  sendButtonLocation: SendButtonLocation.inside,
  actionsLocation: ActionsLocation.leftInside,
  showCommandsButton: !profile?.isCustomer,
),

...

  /// method in the class
  CommonButton _closeChat() {
    return CommonButton(
      onPressed: () {
        ChatService.instance.archiveSupportChat();
        CoffeeRouter.instance.push(MenuScreen.route());
      },
      child: Icon(
        Icons.close,
        color: Colors.white,
      ),
    );
  }
}

The actions parameter adds a list of additional actions to the GetStream chat input UI. You can call the archiveSupportChat method OnPressed() and hide the chat, and redirect the user to the menu screen to show a proper message that the discussion is closed. They can reopen by returning to the support screen.

Conclusion

Authentication and authorization are complex but necessary features of most applications, and they can be tricky to implement and manage. Auth0 provides a reliable service that takes on these tasks. You can this service in Flutter applications without having to set up a server or maintain infrastructure. You can also make use of serverless tools such as Auth0 Actions, which you can use to add sophistication to your authentication and authorization process.

You have seen how you can speed up your development by adding a support chat using GetStreamChat to a Flutter application. You’ve also seen how you can limit the functionality available to users by leveraging roles and permissions received from Auth0 via tokens.

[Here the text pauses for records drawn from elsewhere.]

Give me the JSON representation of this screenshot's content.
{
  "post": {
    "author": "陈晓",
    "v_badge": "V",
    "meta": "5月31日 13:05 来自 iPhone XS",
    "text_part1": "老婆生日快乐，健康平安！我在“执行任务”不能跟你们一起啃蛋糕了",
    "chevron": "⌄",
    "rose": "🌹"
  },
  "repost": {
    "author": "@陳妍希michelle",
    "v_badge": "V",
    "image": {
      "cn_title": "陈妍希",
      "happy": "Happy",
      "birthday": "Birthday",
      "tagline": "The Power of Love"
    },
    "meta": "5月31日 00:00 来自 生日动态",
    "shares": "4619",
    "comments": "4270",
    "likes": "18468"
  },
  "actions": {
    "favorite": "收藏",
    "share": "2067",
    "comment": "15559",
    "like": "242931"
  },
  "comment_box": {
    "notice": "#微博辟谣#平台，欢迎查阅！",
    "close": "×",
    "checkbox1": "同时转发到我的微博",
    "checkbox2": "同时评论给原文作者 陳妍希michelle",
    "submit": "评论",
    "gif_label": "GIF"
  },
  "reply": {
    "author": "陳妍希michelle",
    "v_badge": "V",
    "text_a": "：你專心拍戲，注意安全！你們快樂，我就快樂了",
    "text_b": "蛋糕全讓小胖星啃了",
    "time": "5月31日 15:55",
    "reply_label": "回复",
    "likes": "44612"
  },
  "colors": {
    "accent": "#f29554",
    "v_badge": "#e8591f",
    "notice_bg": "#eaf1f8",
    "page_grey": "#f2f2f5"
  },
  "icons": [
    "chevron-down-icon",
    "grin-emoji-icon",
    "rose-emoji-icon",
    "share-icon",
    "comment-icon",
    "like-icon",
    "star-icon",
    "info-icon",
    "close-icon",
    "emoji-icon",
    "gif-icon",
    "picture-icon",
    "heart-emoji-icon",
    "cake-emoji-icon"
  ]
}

Congratulations! You’ve come a long way over this tutorial’s four parts, and I hope that you have learned a lot. This is just the beginning — you can still implement and configure a lot, using both Stream and Auth0, and take your apps to the next level.

  • Twitter icon
  • LinkedIn icon
  • Faceboook icon